The judge, assured of Joshua’s placement in a loving family, told John and Melissa that Joshua was now their legal son. Then the judge asked Joshua, “Do you know what your new name is?”

Joshua blurted out in excitement as he hugged his new father, “Joshua John Barringer, just like my daddy!”

Joshua takes great pleasure in imitating his father in just about everything. But, his greatest thrill is to bear his father’s name. For months after the adoption, Joshua said his name in a complete phrase: “I’m Joshua John Barringer, just like my Daddy!”

Joshua’s unabashed enthusiasm to become one with the family he loved, made me think of my spiritual relationship to God. He holds me in His arms so that I can touch His face. He has given me the privilege to call him “Daddy, God.”

He asks me to be holy as He is holy. He wants me to emulate His example. Joshua’s delight at his new name, made my heart say to God, “I want to be just like You.”

Thanks, Linda R., for sending me your adoption story.
Linda Rondeau's Critique Services

November 5, 2007

Let's Celebrate Adoption

November is National Adoption Month. So as an adoptive mom and an advocate for adoption, I'd like to take a break from my regular posting on race and faith to blog on adopting, being adopted, and thoughts about adoption. The main focus will be how adoption/adopting affects the believers' faith journey and the relationship with a loving Adoptive Father in heaven.

Just so you'll be warned, I won't be doing all the 'talking' this month. But since I am an adoptive mom and it's my blog, I thought it would be okay if I go first.

I have so many 'instant mom' stories to relate but one stands out this month. It involves my grandmother. I think it fitting that I should relate this one since my grandmother, Mary Honablew, died on November 2, the day I meant to post this originally.

At any rate, my husband and I were anxious to have the family meet our sweet little baby boy. My mom knew about my struggles with infertility and our decision to adopt but I hadn't talked to my grandmother. How can you explain not being able to conceive with a woman who had given birth to 12 children?

Our little one was just over a month old when we took him home to meet the folks that first time. No one had seen pictures of him and by their reactions I think it was a surprise to them to see how much he resembled my very dark-skinned husband.

No one dared say anything about the resemblance until my grandmother leaned in close, looked my husband in the eye and said, 'You sure you didn't have anything to do with this baby?'

Yes, my grandmother was one to speak her mind. She's be greatly missed. In a way, though, I see a lot of her in the adopted great grandson she took under her wing. God is funny that way, sometimes. He has not ceased with His little adoption surprises, replacing my fears with faith (and a laugh or two), reminding me that I can trust Him, even when I can't understand. I've stopped asking 'why me.' He's turned it into 'why not me?'

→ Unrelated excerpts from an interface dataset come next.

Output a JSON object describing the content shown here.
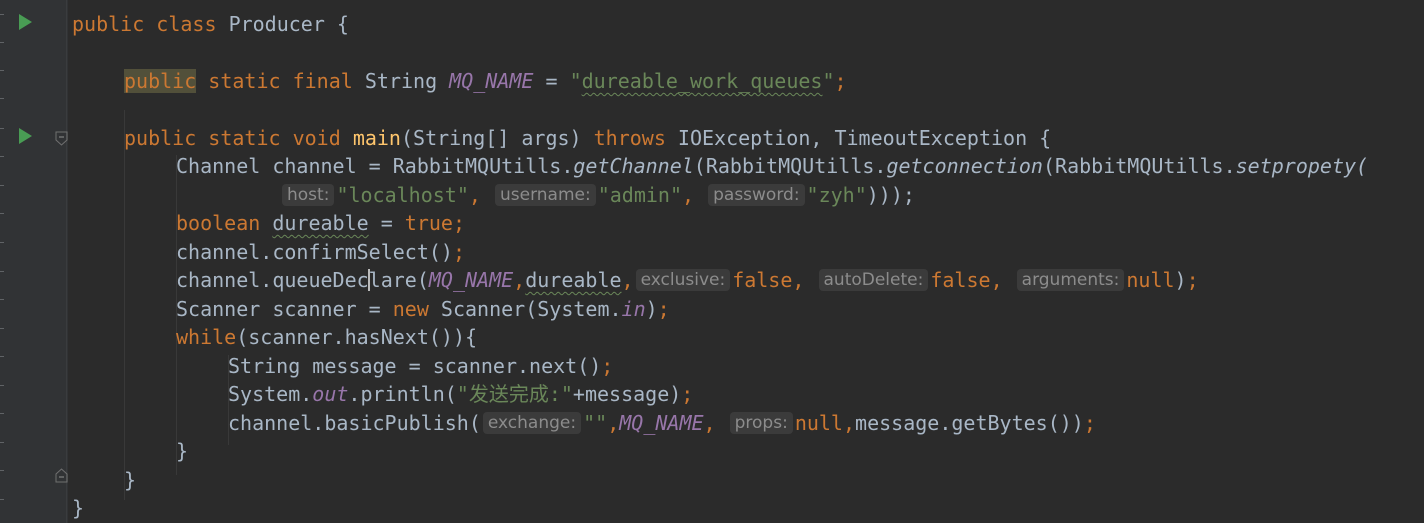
{
  "editor": {
    "line1": {
      "kw1": "public",
      "kw2": "class",
      "name": "Producer",
      "brace": " {"
    },
    "line3": {
      "kw1": "public",
      "kw2": "static",
      "kw3": "final",
      "type": "String",
      "const": "MQ_NAME",
      "eq": " = ",
      "strq1": "\"",
      "strval": "dureable_work_queues",
      "strq2": "\"",
      "semi": ";"
    },
    "line5": {
      "kw1": "public",
      "kw2": "static",
      "kw3": "void",
      "fn": "main",
      "p1": "(String[] args) ",
      "kw4": "throws",
      "p2": " IOException, TimeoutException {"
    },
    "line6": {
      "t1": "Channel channel = RabbitMQUtills.",
      "m1": "getChannel",
      "t2": "(RabbitMQUtills.",
      "m2": "getconnection",
      "t3": "(RabbitMQUtills.",
      "m3": "setpropety("
    },
    "line7": {
      "h1": "host:",
      "s1": "\"localhost\"",
      "c1": ",",
      "h2": "username:",
      "s2": "\"admin\"",
      "c2": ",",
      "h3": "password:",
      "s3": "\"zyh\"",
      "end": ")));"
    },
    "line8": {
      "kw": "boolean",
      "var": "dureable",
      "eq": " = ",
      "val": "true",
      "semi": ";"
    },
    "line9": {
      "text": "channel.confirmSelect()",
      "semi": ";"
    },
    "line10": {
      "t1": "channel.queueDec",
      "t1b": "lare(",
      "const": "MQ_NAME",
      "comma1": ",",
      "var": "dureable",
      "comma2": ",",
      "h1": "exclusive:",
      "v1": "false",
      "c1": ",",
      "h2": "autoDelete:",
      "v2": "false",
      "c2": ",",
      "h3": "arguments:",
      "v3": "null",
      "end": ")",
      "semi": ";"
    },
    "line11": {
      "t1": "Scanner scanner = ",
      "kw": "new",
      "t2": " Scanner(System.",
      "field": "in",
      "end": ")",
      "semi": ";"
    },
    "line12": {
      "kw": "while",
      "t": "(scanner.hasNext()){"
    },
    "line13": {
      "t": "String message = scanner.next()",
      "semi": ";"
    },
    "line14": {
      "t1": "System.",
      "field": "out",
      "t2": ".println(",
      "str": "\"发送完成:\"",
      "t3": "+message)",
      "semi": ";"
    },
    "line15": {
      "t1": "channel.basicPublish(",
      "h1": "exchange:",
      "s1": "\"\"",
      "c1": ",",
      "const": "MQ_NAME",
      "c2": ",",
      "h2": "props:",
      "v": "null",
      "c3": ",",
      "t2": "message.getBytes())",
      "semi": ";"
    },
    "line16": {
      "t": "}"
    },
    "line17": {
      "t": "}"
    },
    "line18": {
      "t": "}"
    }
  },
  "gutter": {
    "icons": [
      "run-class-icon",
      "run-main-icon",
      "fold-method-icon",
      "fold-end-icon"
    ]
  }
}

Have a great month. Feel free to email your stories of adoption and faith to linda[at]